ARTs support MAFFS mission

By Staff Sergeant Luke Johnson | 302nd Air Expeditionary Group Public Affairs | July 22, 2008

SACRAMENTO, Calif. – A little known aspect of the Air Force Reserve is playing an important role in supporting the modular airborne firefighting system equipped-C-130s that are helping to control the wildfires in California.

Air Force Reserve Technicians or ARTS deployed with the 302nd Airlift Wing out of Peterson Air Force Base, Colo. and are providing essential operational support that includes maintainers and aircrew for the MAFFS C-130s of the 302nd Air Expeditionary Group operating out of McClellan Airfield.

ARTs are full-time civilian employees who are required to serve as members of the Air Force Reserve one weekend a month and at least 14 days a year of annual training. On these weekend Unit Training Assemblies and during their annual two-week tour of duty, ARTs train with fellow reservists. During the normal five-day workweek, ARTs perform as civilians--maintaining and operating the Reserve facility in direct support of their unit. 

"We have two jobs, our civilian job and our reserve job, they coexist, during the week we are civilians. We do the same job that we perform on the [drill] weekends, during the [drill] weekends, we put our uniform on and we are military," said Tech. Sgt. Brent Renholm, propulsion shop mechanic with the 302nd AW.

Sergeant Renholm has been an ART for eight years and has deployed on several MAFFS firefighting mission, and he is currently deployed as a civilian performing the same MAFFS support work that an Airmen would do on a C-130.

"My role [in the MAFFS mission] is ground support. We load up the aircraft with fuel and fire retardant," said Sergeant Renholm. "We also look over the aircraft, if something breaks with the engines, or props. I am here to get it fixed so we can get it flying again."

Master Sergeant Kenneth Moore aircraft hydraulic shop chief with the 302nd AW says that ARTs play an important role in the mission readiness of the Air Fore Reserve.

"We play a huge part [keeping traditional reservists trained and mission ready], we have reservists that are only there [at the unit] on the weekends, and we are there training them and keeping them up to date, so when we do deploy they have the skills to deploy," said Sergeant Moore.

Both Sergeants are proud to be part of the 302nd AEG MAFFS mission that is helping the citizens of California affected by the wildfires.

"We are helping people, hopefully saving their homes and their lives, I can't imagine anything worse the loosing everything that you have worked for," said Sergeant Moore.

"[MAFFS] it's a great mission, we are out here doing humanitarian services trying to keep these fires in check, helping out the firefighters [on the ground] who are really working hard," said Sergeant Renholm

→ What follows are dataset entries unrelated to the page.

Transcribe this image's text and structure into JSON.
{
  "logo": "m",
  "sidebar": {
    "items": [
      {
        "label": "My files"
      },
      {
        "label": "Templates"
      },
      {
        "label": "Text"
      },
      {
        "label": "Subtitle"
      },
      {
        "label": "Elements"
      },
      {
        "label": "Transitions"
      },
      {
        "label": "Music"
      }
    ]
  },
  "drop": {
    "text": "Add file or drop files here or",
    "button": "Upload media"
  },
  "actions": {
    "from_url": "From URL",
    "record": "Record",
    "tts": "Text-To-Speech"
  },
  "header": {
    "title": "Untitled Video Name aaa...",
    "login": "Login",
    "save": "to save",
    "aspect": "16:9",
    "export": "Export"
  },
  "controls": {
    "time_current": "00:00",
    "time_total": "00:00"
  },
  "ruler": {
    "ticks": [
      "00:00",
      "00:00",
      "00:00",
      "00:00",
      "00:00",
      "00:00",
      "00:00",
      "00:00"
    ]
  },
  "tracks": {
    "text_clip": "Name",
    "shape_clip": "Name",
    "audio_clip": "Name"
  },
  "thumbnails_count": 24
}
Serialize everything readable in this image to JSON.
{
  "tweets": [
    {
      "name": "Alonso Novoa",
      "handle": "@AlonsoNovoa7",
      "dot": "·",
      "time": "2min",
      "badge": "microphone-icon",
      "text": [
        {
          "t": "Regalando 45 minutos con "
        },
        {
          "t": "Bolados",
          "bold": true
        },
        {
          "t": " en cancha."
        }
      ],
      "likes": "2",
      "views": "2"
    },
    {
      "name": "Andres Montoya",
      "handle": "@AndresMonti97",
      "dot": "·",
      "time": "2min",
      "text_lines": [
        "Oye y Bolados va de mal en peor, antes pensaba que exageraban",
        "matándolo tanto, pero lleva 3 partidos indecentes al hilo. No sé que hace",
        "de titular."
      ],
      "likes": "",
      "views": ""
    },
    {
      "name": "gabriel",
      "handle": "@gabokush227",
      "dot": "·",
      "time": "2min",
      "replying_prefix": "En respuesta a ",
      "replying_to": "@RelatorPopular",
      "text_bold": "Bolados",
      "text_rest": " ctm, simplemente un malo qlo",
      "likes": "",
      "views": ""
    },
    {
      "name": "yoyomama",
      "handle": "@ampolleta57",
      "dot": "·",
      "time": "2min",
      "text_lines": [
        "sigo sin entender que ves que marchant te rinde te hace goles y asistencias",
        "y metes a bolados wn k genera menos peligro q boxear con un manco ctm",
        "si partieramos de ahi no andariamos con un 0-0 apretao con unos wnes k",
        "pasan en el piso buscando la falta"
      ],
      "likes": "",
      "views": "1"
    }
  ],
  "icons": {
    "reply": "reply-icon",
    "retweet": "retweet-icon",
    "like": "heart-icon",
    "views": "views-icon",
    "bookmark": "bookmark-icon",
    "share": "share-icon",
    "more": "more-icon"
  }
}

The 302nd AEG is a part of a unified military effort of U.S. Northern Command to provide assistance to the U.S. Forest Service, California Department of Forestry and Fire Protection and the National Interagency Fire Center.

USNORTHCOM continues to closely monitor the California wildfires to anticipate additional requests for Department of Defense assistance to local, federal and state authorities, and will launch as many missions as officials battling the wildfires require.